_WORK ORDER_: List all lines of the data containing the word "amount".

_DATA TO PROCESS_:
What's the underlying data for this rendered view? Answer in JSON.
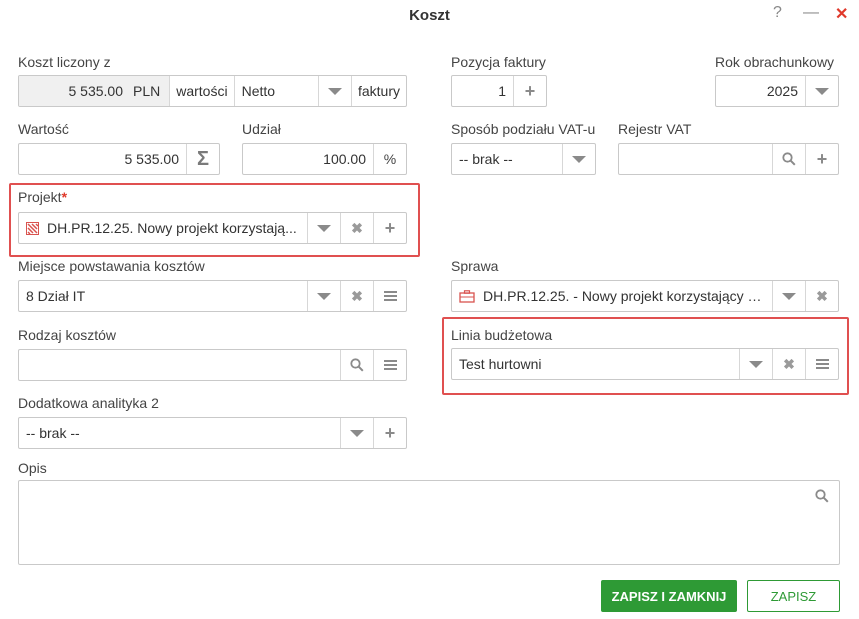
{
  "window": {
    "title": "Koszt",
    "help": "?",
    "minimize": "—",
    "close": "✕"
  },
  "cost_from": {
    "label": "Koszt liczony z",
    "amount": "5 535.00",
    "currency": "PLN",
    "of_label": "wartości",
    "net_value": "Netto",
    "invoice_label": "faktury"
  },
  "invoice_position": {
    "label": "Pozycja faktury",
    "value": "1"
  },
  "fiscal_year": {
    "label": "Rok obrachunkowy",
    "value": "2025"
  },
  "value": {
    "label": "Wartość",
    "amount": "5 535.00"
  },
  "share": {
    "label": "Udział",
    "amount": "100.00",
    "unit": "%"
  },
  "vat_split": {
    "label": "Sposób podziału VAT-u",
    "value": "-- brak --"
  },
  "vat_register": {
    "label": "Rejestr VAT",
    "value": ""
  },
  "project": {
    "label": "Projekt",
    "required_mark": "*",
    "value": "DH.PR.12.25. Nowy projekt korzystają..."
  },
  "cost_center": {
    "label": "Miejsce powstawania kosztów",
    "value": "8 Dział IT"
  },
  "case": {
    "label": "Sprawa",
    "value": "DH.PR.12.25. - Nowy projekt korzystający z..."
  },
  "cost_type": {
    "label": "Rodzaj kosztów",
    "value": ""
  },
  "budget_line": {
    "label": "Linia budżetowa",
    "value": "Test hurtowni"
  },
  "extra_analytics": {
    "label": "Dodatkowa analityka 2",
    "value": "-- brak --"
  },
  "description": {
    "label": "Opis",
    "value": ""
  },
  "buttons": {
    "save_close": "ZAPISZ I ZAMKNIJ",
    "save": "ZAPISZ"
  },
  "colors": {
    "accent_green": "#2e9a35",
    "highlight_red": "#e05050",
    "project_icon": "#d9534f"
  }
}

_PROBLEM SOLUTION_:
    "amount": "5 535.00",
    "amount": "5 535.00"
    "amount": "100.00",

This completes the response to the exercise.